Assignment: In your answer, every line of the records should be written out exactly.

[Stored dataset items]
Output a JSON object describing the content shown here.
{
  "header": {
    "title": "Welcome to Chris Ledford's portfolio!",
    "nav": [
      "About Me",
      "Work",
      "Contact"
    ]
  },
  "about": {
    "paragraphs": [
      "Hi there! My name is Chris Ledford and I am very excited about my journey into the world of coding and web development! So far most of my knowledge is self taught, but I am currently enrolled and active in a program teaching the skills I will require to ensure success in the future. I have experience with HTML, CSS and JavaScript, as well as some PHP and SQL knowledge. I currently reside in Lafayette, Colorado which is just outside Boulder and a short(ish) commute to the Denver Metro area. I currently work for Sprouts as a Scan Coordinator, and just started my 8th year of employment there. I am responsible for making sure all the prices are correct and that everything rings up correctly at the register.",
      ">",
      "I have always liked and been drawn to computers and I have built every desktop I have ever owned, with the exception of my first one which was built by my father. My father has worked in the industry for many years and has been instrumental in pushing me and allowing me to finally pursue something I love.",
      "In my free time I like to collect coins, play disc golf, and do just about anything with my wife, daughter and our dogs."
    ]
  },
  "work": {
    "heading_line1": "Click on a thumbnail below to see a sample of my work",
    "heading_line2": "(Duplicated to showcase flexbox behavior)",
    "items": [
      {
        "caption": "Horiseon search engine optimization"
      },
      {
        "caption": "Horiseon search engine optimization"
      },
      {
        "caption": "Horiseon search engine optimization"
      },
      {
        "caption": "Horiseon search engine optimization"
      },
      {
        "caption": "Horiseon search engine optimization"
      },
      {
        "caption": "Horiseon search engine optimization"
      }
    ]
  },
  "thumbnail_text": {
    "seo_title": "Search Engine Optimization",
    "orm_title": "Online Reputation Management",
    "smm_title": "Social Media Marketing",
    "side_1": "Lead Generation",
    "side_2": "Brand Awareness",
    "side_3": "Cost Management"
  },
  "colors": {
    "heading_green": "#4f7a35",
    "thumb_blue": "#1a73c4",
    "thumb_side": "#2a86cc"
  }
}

Answer to this task:
Output a JSON object describing the content shown here.
{
  "header": {
    "title": "Welcome to Chris Ledford's portfolio!",
    "nav": [
      "About Me",
      "Work",
      "Contact"
    ]
  },
  "about": {
    "paragraphs": [
      "Hi there! My name is Chris Ledford and I am very excited about my journey into the world of coding and web development! So far most of my knowledge is self taught, but I am currently enrolled and active in a program teaching the skills I will require to ensure success in the future. I have experience with HTML, CSS and JavaScript, as well as some PHP and SQL knowledge. I currently reside in Lafayette, Colorado which is just outside Boulder and a short(ish) commute to the Denver Metro area. I currently work for Sprouts as a Scan Coordinator, and just started my 8th year of employment there. I am responsible for making sure all the prices are correct and that everything rings up correctly at the register.",
      ">",
      "I have always liked and been drawn to computers and I have built every desktop I have ever owned, with the exception of my first one which was built by my father. My father has worked in the industry for many years and has been instrumental in pushing me and allowing me to finally pursue something I love.",
      "In my free time I like to collect coins, play disc golf, and do just about anything with my wife, daughter and our dogs."
    ]
  },
  "work": {
    "heading_line1": "Click on a thumbnail below to see a sample of my work",
    "heading_line2": "(Duplicated to showcase flexbox behavior)",
    "items": [
      {
        "caption": "Horiseon search engine optimization"
      },
      {
        "caption": "Horiseon search engine optimization"
      },
      {
        "caption": "Horiseon search engine optimization"
      },
      {
        "caption": "Horiseon search engine optimization"
      },
      {
        "caption": "Horiseon search engine optimization"
      },
      {
        "caption": "Horiseon search engine optimization"
      }
    ]
  },
  "thumbnail_text": {
    "seo_title": "Search Engine Optimization",
    "orm_title": "Online Reputation Management",
    "smm_title": "Social Media Marketing",
    "side_1": "Lead Generation",
    "side_2": "Brand Awareness",
    "side_3": "Cost Management"
  },
  "colors": {
    "heading_green": "#4f7a35",
    "thumb_blue": "#1a73c4",
    "thumb_side": "#2a86cc"
  }
}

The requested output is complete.